|US9294785||Apr 25, 2014||Mar 22, 2016||Activevideo Networks, Inc.||System and method for exploiting scene graph information in construction of an encoded video sequence|
|US9326047||Jun 6, 2014||Apr 26, 2016||Activevideo Networks, Inc.||Overlay rendering of user interface onto source video|
|US9355681||Jan 11, 2008||May 31, 2016||Activevideo Networks, Inc.||MPEG objects and systems and methods for using MPEG objects|
|US20050114903 *||Dec 9, 2002||May 26, 2005||Sherjil Ahmed||Method and apparatus for a digitized CATV network for bundled services|
|US20050114906 *||Oct 26, 2004||May 26, 2005||Ictv, Inc.||System for interactive television|
|US20090040304 *||Aug 5, 2008||Feb 12, 2009||Ming-Feng Ho||Optical fiber security system|
|U.S. Classification||380/221, 380/223, 348/E07.055, 725/104, 348/E07.067, 725/148|
|International Classification||G06F21/10, H04N7/16, H04N7/171, H04N7/167|
|Cooperative Classification||H04N7/167, H04N7/1713|
|European Classification||H04N7/167, H04N7/171B|
|Sep 27, 1994||FPAY||Fee payment|
Year of fee payment: 4
|Oct 15, 1998||FPAY||Fee payment|
Year of fee payment: 8
|Oct 30, 2002||REMI||Maintenance fee reminder mailed|
|Apr 16, 2003||LAPS||Lapse for failure to pay maintenance fees|
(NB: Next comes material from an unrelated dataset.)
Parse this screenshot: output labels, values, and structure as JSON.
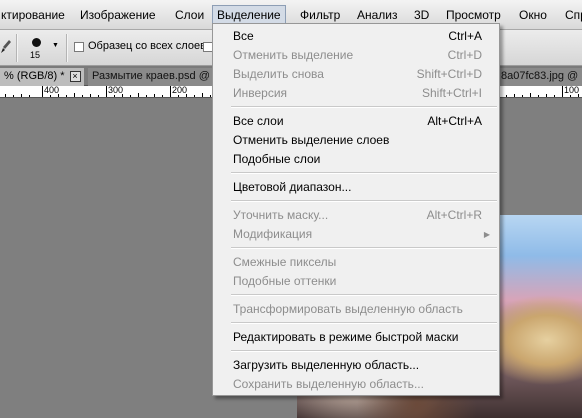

|Jun 10, 2003||FP||Expired due to failure to pay maintenance fee|
Effective date: 20030416